[Start of section]

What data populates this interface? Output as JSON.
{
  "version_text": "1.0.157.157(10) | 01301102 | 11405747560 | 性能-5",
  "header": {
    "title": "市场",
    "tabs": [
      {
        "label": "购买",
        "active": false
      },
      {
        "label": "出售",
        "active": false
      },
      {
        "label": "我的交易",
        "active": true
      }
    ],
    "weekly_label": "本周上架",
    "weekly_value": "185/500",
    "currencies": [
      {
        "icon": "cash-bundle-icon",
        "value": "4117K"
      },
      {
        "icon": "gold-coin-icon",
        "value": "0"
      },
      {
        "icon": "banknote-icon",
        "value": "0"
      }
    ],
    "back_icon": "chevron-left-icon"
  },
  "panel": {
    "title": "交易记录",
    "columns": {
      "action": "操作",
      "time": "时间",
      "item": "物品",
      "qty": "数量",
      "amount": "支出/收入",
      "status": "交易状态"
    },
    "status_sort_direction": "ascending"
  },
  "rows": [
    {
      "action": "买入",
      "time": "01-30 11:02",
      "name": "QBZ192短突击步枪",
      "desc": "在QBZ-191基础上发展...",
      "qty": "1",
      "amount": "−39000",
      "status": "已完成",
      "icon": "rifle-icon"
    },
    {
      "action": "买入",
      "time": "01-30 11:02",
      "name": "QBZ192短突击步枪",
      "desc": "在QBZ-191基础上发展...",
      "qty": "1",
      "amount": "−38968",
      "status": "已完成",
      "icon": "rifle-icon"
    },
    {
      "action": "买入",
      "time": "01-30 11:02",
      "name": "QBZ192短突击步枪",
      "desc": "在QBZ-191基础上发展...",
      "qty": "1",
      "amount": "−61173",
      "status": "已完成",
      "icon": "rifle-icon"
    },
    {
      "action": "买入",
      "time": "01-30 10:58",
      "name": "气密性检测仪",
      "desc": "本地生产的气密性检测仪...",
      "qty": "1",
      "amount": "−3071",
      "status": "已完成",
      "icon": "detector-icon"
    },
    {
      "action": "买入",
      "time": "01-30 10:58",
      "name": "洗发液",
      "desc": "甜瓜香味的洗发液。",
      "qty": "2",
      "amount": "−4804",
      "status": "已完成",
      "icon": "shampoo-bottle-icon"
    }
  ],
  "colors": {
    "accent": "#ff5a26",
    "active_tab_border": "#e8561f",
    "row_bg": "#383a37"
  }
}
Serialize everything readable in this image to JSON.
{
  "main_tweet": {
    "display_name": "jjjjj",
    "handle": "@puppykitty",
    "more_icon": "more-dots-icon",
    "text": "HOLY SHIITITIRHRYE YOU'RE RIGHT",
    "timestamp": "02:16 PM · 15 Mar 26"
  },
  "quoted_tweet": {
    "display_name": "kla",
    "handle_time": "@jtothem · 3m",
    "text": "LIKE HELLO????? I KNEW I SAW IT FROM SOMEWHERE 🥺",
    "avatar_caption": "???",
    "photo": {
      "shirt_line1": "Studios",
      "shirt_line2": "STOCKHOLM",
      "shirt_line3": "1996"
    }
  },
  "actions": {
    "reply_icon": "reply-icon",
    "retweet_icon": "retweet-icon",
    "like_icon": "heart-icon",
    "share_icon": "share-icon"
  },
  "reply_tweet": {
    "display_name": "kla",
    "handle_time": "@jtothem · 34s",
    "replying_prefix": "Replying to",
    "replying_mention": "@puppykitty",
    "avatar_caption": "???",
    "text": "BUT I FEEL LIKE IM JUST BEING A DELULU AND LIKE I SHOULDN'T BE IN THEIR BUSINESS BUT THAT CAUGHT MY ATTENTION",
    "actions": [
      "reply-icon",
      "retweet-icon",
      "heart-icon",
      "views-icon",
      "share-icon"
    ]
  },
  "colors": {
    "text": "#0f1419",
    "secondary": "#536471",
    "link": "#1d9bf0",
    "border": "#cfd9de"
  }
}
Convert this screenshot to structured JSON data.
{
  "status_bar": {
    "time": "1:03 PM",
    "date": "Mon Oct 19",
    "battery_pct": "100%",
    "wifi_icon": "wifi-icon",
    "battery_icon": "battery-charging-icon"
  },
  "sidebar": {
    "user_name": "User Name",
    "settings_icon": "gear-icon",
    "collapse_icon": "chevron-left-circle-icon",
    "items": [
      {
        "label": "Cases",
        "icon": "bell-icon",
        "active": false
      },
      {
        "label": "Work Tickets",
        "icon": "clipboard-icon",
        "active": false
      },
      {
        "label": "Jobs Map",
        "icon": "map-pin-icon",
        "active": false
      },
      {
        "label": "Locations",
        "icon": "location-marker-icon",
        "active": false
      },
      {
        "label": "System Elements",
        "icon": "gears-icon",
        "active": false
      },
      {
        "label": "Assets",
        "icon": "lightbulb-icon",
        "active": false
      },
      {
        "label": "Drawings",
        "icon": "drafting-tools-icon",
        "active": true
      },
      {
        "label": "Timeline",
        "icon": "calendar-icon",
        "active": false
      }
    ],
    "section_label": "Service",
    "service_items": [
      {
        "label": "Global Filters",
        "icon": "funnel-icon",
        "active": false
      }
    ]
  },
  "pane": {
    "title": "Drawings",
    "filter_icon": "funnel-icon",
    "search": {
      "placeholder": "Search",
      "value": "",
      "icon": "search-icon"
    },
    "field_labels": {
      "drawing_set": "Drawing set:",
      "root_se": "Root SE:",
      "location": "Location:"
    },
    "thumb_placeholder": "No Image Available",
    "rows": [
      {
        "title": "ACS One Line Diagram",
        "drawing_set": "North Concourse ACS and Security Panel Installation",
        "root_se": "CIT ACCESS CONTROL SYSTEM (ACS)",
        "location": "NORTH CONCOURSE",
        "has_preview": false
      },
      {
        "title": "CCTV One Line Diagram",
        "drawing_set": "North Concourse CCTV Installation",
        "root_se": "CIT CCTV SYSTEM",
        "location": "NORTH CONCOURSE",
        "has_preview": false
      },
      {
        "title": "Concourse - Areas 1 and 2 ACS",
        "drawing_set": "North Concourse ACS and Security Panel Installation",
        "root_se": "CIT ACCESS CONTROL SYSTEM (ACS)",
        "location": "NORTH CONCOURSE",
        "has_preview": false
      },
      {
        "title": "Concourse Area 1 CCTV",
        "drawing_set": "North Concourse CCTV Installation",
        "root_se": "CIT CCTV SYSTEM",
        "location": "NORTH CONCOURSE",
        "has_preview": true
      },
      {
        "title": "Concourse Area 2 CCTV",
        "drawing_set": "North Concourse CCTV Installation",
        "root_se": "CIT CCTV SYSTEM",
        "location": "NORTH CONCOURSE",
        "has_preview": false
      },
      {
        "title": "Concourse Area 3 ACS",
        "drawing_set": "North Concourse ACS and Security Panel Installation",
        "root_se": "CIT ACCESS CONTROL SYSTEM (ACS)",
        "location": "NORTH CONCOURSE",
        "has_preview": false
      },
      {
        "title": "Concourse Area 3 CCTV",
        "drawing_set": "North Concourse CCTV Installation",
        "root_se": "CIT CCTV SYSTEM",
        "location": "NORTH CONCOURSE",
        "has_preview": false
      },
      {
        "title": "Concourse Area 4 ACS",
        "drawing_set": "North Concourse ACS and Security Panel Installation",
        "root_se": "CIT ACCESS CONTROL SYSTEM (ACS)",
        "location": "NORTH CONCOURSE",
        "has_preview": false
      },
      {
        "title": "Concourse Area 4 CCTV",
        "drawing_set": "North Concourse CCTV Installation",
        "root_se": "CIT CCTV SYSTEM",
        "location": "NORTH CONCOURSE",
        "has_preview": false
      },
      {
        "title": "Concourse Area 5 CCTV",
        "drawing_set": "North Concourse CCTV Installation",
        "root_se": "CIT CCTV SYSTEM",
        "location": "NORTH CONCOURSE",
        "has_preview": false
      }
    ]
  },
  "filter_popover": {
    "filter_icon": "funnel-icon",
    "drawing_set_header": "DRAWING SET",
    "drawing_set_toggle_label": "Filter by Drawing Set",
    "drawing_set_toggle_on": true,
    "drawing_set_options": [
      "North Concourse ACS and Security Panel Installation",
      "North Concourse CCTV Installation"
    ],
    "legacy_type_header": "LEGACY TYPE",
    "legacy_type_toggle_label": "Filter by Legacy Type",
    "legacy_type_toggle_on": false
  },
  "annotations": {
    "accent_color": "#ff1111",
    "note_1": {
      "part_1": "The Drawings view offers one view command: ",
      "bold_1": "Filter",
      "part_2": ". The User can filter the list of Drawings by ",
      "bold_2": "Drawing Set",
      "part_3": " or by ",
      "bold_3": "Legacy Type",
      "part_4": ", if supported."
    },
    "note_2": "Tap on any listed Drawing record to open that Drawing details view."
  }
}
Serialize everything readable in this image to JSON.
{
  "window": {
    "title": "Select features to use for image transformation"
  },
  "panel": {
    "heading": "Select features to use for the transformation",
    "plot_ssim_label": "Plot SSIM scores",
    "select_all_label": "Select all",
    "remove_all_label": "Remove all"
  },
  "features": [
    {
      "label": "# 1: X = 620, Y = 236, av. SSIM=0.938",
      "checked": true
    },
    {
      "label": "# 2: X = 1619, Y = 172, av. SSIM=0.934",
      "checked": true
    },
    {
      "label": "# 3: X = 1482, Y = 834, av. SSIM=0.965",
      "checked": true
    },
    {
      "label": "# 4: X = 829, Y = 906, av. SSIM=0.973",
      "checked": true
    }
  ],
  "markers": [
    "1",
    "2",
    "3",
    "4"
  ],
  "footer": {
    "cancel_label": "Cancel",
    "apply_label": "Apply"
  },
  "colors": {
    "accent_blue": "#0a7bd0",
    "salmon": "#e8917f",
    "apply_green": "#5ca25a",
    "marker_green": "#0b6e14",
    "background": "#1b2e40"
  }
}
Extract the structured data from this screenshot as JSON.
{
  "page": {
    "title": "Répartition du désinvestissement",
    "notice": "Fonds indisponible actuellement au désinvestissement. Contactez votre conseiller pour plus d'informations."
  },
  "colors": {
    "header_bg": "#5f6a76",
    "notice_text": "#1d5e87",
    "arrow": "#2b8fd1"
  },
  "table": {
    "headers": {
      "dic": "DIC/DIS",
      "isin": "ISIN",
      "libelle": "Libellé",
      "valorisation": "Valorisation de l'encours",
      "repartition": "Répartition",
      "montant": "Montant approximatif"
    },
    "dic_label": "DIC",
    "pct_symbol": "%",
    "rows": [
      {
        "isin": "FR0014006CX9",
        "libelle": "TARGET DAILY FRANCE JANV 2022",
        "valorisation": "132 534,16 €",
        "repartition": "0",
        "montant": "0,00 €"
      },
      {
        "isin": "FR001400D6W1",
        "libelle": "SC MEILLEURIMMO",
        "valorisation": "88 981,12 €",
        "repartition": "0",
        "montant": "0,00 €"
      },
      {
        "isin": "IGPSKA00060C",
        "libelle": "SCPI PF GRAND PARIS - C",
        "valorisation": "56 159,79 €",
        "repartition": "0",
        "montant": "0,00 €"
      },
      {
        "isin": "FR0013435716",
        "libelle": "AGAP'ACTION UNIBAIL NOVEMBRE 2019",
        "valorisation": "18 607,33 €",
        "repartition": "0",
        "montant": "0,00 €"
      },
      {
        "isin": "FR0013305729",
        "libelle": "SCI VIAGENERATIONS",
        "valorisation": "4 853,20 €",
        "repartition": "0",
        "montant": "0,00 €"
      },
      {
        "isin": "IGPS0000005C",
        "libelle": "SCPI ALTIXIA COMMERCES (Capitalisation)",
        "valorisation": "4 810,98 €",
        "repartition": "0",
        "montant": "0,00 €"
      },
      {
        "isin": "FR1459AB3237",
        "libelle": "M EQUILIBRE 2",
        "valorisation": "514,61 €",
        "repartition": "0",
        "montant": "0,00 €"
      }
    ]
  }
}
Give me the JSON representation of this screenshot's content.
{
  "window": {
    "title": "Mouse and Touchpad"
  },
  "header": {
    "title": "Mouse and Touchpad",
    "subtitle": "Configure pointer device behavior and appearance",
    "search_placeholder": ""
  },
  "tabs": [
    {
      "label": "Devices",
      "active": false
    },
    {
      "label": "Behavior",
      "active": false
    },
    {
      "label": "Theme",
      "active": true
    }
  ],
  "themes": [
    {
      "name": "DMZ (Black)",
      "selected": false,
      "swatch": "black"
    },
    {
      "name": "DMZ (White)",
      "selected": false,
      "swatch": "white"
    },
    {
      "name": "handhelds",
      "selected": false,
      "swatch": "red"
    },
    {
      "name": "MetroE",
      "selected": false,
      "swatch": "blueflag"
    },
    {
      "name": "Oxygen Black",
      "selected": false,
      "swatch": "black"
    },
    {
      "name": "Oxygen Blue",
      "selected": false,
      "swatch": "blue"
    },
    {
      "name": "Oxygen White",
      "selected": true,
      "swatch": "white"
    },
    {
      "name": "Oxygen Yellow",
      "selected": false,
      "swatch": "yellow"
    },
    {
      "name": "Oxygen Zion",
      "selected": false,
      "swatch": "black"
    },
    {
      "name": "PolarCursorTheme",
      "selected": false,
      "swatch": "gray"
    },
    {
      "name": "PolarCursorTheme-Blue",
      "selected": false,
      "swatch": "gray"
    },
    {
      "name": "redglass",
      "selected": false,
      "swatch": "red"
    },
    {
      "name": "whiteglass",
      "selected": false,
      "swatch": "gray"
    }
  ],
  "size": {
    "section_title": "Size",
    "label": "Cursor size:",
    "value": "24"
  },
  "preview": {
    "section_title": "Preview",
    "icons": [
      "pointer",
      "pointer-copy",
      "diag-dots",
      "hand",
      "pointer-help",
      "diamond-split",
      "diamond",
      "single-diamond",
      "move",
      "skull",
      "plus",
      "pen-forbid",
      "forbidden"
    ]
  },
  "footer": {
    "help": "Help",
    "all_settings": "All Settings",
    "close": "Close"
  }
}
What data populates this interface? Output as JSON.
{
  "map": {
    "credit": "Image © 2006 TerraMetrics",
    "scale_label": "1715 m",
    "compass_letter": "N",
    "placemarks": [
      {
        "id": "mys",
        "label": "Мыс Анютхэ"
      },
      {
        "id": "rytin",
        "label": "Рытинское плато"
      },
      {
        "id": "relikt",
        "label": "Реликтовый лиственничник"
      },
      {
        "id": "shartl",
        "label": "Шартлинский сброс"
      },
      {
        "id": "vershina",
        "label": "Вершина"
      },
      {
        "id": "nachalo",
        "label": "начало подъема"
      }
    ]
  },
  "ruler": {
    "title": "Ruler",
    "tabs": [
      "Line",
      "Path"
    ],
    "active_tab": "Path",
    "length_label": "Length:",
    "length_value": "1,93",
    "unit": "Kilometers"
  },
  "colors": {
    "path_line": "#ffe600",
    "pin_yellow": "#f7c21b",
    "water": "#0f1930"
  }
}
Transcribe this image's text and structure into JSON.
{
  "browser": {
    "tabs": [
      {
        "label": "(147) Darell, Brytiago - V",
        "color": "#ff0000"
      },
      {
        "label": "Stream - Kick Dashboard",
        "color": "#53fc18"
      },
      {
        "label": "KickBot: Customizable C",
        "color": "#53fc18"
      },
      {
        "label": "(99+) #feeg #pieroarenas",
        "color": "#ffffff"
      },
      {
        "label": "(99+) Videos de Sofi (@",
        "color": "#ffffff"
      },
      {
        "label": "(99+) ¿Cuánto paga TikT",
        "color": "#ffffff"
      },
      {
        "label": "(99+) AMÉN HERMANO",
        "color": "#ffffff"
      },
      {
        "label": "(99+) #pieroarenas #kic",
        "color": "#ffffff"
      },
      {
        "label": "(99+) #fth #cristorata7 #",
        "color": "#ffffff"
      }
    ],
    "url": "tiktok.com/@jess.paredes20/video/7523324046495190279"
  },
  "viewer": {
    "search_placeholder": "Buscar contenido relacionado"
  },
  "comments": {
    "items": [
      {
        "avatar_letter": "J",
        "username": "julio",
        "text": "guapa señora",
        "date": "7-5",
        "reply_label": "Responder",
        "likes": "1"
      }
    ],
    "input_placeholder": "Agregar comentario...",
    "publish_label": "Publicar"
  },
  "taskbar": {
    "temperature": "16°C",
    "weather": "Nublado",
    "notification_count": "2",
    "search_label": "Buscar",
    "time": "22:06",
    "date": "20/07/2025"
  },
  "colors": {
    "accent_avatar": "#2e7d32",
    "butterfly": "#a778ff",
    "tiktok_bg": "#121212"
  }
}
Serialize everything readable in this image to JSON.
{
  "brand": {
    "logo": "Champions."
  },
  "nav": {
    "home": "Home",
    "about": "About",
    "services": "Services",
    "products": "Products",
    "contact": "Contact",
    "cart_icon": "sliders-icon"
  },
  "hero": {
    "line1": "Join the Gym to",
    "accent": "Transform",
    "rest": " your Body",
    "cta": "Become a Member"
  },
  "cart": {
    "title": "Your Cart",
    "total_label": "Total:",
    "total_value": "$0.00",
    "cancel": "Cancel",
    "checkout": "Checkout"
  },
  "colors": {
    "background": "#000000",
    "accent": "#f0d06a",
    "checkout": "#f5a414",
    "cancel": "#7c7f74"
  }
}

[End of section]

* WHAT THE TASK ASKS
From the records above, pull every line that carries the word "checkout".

* EXPECTED ANSWER
    "checkout": "Checkout"
    "checkout": "#f5a414",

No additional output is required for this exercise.